Report by Elsa Lagerquist
During the weekend 7-8th of March the Swedish national Agroforestry Association had its annual meeting and field visits to some agroforestry sites around Gothenburg. The activities were organized in collaboration with the Land Management Administration in the region Västra Götaland (Naturbruksförvaltningen Västra Götalandsregionen). About 30 participants joined and there were many interesting discussions!
The meeting took place at Angered farm, a farm that the Land Management Administration lease from the Real Estate Office of Gothenburg City. Teaching activities within the green sector have been going on at the farm since 2018. One of the subjects they teach is agroforestry. At Angered’s farm they engage in education as well as experimentation. On example of their experimentation activities is the three year project called “the Modell Garden” (“Modellodlingen”) in which they test the conditions for small scale commercial production of vegetables. A few months ago they also established an agroforestry system in close connection to the teaching facility.
The course in agroforestry covers a wide range of systems: alley cropping, forest gardening, forest farming and silvopastoral systems. The students are taught how the systems work from a biological perspective as well as how to make agroforestry systems profitable. The education is on half speed and on distance, with several meetings on the farm. The education also include about 20 days of practical internship in an agroforestry system of own choice.
After an introduction to the farm, organisation and education in agroforestry we were showed around the farm. On the farm two different agroforestry systems, a forest garden and a forest farming system. In the forest garden a mixture of apple, pear, hazel, walnut and cherry has been planted. The trees are grown for fruits and nuts as well as their wood (hazel, walnut and cherry). Robinia has also been planted for its nitrogen fixation. A discussion arose whether nitrogen fixing trees actually provides nitrogen in the system under our climatic conditions. This service has not been confirmed. In the forest farming system mushrooms are grown on logs of alder, maple and willow. The climate on the west coast of Sweden, where this farm is located, the weather is wet and relatively mild and the mushrooms can be harvested in a year. In the middle of Sweden it takes around four years to get any mushrooms, due to a slower development in the drier and colder climate. It is possible to get more than one harvest of the mushrooms if there is still some wood to decompose.

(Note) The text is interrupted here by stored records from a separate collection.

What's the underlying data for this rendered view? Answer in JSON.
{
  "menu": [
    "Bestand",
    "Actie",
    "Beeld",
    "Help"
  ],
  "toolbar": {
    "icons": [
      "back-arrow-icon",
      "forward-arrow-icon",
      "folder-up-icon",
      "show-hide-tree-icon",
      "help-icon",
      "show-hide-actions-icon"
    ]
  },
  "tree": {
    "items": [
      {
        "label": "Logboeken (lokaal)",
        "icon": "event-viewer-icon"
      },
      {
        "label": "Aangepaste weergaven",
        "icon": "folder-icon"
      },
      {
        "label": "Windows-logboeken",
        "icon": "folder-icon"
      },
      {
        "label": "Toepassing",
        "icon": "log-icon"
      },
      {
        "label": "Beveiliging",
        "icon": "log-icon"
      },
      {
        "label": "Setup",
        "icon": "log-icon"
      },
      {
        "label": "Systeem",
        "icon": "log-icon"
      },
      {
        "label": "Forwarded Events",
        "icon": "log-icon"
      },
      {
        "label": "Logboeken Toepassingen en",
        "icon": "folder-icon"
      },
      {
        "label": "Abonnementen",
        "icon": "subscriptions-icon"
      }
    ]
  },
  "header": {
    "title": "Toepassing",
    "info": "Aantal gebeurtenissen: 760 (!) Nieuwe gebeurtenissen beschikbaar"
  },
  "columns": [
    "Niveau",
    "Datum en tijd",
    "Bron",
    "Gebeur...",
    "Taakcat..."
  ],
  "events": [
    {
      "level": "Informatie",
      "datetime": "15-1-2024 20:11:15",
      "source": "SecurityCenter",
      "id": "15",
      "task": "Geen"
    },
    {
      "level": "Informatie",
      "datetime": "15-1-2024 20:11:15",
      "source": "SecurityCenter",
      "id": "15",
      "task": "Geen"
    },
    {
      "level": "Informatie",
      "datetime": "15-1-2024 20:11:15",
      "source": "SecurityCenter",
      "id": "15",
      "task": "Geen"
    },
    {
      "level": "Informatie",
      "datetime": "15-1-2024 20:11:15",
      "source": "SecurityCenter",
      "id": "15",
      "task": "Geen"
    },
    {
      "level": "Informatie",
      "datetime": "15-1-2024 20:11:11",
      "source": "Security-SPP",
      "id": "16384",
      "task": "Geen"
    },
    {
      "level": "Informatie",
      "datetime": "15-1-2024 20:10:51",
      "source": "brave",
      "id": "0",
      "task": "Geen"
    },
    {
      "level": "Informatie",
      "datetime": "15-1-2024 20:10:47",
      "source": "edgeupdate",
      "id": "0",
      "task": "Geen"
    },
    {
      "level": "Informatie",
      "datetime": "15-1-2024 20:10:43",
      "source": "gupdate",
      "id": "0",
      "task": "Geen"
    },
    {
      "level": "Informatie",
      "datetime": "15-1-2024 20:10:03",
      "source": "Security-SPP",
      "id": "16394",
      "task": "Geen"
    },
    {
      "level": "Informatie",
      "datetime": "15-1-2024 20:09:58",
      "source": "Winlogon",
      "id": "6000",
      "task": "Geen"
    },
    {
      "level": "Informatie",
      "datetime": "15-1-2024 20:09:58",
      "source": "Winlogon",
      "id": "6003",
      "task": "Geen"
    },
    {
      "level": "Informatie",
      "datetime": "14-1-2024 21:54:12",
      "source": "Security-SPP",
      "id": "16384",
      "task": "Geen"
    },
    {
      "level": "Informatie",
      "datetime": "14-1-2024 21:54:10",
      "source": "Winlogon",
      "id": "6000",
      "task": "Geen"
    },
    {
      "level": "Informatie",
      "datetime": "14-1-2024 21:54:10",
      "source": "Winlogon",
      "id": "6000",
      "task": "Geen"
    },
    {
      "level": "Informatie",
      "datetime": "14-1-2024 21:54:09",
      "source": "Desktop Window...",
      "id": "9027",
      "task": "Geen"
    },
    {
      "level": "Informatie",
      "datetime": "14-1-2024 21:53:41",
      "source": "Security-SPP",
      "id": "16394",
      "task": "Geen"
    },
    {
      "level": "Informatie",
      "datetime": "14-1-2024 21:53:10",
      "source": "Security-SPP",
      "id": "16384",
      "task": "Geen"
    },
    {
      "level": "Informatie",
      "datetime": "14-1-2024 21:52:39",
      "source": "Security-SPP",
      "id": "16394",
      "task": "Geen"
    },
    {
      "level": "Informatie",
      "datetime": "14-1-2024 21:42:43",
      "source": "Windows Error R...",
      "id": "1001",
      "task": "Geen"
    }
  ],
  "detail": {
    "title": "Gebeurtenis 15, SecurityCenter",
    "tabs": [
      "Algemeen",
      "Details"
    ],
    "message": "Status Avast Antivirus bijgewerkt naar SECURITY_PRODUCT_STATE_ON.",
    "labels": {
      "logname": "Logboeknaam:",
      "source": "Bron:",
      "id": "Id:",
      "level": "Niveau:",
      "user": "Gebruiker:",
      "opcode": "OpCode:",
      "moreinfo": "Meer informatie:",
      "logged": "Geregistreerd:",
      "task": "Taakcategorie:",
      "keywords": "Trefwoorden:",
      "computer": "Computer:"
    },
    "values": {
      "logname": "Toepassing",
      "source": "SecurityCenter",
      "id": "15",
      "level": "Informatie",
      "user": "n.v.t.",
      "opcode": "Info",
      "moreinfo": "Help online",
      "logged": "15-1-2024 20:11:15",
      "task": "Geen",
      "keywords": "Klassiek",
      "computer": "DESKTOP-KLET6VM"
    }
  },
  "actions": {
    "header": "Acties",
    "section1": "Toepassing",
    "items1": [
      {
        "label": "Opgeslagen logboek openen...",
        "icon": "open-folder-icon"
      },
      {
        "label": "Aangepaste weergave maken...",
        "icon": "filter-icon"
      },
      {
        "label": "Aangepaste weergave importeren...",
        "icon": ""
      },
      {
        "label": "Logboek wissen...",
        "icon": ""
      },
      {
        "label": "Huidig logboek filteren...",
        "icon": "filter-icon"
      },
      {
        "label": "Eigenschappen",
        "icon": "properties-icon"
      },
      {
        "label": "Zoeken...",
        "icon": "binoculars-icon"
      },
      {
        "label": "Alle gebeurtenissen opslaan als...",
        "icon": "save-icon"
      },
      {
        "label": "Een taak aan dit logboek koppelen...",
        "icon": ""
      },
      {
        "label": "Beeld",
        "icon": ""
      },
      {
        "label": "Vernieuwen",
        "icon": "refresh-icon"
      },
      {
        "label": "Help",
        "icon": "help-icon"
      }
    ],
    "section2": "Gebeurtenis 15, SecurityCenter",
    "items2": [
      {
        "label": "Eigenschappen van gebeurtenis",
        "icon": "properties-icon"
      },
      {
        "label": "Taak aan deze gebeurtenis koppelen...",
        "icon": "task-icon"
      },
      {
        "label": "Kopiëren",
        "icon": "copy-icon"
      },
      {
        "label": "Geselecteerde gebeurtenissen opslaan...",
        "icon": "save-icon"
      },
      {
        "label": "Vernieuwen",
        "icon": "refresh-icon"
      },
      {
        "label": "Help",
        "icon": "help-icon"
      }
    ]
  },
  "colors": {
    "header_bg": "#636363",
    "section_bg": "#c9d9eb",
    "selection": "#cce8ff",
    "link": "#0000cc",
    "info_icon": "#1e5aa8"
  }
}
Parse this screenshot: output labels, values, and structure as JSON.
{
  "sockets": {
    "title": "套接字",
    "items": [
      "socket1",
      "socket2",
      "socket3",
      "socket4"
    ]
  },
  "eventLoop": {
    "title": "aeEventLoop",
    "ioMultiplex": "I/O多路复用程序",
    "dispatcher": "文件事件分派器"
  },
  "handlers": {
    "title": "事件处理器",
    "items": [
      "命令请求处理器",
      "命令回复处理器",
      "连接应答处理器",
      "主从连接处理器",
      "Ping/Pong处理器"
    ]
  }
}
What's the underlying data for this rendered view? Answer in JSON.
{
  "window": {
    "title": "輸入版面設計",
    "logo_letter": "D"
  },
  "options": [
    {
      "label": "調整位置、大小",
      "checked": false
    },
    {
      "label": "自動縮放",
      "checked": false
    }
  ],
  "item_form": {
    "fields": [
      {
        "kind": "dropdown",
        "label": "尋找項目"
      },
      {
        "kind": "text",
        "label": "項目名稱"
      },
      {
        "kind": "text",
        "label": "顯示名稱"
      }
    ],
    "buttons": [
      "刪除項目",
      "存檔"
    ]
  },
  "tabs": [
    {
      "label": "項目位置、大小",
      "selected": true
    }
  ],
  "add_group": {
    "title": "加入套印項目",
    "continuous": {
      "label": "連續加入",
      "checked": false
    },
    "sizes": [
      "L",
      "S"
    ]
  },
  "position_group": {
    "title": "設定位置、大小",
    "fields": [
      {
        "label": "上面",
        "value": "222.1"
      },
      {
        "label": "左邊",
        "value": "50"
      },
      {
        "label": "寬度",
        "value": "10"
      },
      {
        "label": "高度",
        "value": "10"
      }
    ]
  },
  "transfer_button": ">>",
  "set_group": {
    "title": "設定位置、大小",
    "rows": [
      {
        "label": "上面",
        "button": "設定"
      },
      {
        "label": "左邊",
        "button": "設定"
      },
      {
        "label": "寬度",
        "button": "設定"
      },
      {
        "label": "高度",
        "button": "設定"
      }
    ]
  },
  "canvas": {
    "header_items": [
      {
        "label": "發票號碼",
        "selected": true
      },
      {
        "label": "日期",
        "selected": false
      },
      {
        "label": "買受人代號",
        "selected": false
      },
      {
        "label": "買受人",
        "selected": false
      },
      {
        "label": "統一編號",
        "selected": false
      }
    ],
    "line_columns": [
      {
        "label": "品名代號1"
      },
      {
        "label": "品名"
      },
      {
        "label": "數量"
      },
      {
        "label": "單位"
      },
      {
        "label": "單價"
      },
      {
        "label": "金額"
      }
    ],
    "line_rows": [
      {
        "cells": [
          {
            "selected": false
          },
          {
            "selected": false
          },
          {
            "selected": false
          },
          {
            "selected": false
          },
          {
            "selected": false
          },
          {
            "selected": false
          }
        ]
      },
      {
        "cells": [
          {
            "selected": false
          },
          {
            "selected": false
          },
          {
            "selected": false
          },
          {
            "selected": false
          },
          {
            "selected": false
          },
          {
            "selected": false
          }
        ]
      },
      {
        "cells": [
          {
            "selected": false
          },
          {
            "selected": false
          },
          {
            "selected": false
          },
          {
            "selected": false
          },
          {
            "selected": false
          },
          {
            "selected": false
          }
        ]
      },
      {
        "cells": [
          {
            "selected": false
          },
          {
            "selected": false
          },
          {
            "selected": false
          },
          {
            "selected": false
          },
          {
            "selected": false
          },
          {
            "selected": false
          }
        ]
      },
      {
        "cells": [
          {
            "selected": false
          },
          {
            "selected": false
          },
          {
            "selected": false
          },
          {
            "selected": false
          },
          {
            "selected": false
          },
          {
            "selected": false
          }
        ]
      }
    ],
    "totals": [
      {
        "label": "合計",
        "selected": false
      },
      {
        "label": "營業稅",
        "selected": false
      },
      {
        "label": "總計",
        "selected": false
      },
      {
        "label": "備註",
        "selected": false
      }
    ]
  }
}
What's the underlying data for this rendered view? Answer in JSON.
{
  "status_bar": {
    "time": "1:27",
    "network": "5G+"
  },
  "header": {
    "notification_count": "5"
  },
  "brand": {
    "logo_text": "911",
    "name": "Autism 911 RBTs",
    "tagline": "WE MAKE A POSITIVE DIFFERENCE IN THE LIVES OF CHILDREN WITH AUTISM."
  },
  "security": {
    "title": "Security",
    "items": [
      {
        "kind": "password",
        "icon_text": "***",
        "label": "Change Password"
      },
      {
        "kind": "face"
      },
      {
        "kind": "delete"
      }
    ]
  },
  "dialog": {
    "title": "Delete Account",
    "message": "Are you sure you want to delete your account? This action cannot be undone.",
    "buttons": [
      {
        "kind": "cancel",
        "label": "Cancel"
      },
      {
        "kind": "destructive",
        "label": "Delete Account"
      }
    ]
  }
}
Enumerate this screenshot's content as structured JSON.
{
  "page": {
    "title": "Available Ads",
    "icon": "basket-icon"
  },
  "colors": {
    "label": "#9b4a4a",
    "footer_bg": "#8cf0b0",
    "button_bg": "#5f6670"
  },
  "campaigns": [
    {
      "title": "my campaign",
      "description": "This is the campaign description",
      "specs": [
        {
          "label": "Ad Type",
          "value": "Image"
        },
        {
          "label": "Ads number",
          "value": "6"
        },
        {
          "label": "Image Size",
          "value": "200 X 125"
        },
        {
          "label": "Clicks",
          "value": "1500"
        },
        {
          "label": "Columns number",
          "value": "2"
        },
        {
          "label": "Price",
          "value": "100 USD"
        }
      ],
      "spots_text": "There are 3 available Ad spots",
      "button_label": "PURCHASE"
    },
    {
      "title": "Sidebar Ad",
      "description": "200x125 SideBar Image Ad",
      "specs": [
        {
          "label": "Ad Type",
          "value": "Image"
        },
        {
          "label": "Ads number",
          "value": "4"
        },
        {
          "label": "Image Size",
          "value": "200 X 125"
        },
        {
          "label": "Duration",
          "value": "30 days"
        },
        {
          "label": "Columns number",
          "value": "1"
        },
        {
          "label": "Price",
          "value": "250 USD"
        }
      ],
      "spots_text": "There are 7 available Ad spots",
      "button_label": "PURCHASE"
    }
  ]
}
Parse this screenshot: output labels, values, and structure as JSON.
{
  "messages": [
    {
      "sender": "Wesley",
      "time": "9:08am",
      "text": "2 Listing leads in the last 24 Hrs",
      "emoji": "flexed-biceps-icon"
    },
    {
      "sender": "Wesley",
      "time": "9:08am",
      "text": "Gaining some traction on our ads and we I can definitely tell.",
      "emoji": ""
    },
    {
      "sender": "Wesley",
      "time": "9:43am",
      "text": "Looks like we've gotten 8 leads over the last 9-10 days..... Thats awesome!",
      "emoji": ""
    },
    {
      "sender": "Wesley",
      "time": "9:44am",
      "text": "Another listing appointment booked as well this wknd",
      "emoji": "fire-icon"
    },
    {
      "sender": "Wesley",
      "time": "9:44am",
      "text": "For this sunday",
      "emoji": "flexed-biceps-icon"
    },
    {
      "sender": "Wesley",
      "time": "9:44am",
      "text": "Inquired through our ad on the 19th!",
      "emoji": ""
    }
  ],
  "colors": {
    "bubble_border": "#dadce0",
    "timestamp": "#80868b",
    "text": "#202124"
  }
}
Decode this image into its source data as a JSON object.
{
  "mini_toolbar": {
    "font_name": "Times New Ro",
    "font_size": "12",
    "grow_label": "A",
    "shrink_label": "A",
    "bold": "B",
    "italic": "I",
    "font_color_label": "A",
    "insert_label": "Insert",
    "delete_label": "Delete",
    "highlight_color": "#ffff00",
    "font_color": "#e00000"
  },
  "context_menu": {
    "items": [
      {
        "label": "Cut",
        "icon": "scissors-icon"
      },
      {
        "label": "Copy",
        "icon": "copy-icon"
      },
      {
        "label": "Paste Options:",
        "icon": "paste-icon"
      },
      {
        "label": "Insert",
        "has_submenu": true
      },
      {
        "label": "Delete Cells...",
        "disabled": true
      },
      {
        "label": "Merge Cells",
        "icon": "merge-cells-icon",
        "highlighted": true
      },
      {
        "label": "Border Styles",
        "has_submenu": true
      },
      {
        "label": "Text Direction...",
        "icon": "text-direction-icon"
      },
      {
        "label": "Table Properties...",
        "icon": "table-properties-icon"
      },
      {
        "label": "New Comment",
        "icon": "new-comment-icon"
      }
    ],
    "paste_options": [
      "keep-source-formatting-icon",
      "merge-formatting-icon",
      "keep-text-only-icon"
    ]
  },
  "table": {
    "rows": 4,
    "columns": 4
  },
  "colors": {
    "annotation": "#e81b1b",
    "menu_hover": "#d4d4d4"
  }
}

The second day we went to a forest gardener a bit outside of Gothenburg. This forest garden was established about 30 years ago and is probably the oldest forest garden in Sweden. The forest garden is established on a mountain where the natural vegetation is mixed forest and the soil is not very deep. Terraces have been built where trees and shrubs have been planted, and a wide range of plant species are grown here. More than just being an extreme place to grow trees and shrubs, what is grown is also a bit surprising. Among the plants one can find are the common species such as apple and pear but also pomegranate, figs and pawpaw. Asian pear is a favourite, producing well and has delicious fruits.